Whether you’re attempting an open relationship or going on a blind, group date, Comstock is pretty much a perfect location. It’s a nod towards the Barbary Coast, that time and place in San Francisco history to which the “anything is possible and everything goes” mentality that so fully permeates the Bay Area’s culture can be traced back. Comstock nails the feeling of a turn-of-the-century saloon: The mahogany bar is twenty feet long and 100-plus years old, ancient knick-knacks dot the space’s interior, and there’s a gas fireplace for people to warm up next to on cold and foggy SF summer nights. There’s even a little trough under the bar; some say it was so patrons could relieve themselves without having to get up from their stools, while others say it was there to make swamping the place easier after closing. The same amount of thought paid to the details of the space has been paid to the menu as well. The cocktails are all classic, pre-Prohibition concoctions, and all the food is the chef’s modern take on recipes he finds in turn-of-the-century cookbooks. Comstock Saloon is the closest you’re gonna get to being in the Barbary Coast without using a time machine. Hell, they even claim Emperor Norton as their patron saint.
Speaking of patron saints: Saint Francis is the patron saint of animals and ecology, so it’s kinda perfect that our city is named after him. It’s almost like the Spanish were telling the future when they gave this place its name. He’s also the patron saint of stowaways. I’m tempted to use that as a way to tie this whole piece together by referencing whatever things were lost, like stowaways, with the sinking of the ship in the first paragraph of this piece.

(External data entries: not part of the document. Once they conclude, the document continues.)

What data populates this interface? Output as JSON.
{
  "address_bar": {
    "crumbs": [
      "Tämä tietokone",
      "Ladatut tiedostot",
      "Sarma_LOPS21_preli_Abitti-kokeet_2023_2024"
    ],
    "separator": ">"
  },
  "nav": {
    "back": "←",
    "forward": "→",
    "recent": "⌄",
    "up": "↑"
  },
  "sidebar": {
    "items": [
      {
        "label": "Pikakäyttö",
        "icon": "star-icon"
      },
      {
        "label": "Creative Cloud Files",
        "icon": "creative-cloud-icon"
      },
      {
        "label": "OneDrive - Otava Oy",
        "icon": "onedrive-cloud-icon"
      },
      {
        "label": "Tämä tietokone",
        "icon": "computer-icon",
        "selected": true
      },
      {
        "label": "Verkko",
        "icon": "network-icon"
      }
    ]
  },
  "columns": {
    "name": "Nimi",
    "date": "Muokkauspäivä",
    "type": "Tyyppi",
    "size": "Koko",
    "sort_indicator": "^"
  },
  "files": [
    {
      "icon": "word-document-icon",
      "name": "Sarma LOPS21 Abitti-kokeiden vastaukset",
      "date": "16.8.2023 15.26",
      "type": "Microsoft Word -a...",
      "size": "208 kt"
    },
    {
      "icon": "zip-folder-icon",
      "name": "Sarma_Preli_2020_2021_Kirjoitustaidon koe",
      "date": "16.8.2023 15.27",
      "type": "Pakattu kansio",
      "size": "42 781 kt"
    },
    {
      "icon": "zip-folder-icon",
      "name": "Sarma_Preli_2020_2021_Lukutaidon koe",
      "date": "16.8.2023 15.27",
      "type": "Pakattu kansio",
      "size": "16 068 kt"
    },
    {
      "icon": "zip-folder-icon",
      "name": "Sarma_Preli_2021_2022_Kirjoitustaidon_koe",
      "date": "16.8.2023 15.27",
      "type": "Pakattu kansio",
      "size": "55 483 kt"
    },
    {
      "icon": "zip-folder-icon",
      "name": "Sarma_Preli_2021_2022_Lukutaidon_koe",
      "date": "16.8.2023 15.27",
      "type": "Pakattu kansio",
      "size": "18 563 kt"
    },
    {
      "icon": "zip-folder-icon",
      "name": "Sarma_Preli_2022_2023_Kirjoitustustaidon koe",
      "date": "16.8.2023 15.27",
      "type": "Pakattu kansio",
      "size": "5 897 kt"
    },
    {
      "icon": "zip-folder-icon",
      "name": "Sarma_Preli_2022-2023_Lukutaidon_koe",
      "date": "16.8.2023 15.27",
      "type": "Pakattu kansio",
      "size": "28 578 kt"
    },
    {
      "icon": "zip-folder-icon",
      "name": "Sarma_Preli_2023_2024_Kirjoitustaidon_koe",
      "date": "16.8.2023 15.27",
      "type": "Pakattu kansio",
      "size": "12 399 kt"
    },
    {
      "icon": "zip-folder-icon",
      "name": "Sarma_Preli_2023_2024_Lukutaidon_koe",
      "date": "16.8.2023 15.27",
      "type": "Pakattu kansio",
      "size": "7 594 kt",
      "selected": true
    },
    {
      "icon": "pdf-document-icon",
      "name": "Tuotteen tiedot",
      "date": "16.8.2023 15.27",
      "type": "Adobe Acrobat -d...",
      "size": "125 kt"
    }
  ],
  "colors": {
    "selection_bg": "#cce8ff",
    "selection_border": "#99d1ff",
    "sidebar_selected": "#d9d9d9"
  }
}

But I won’t. Who uses a bar review to talk about lost love and regret anyways?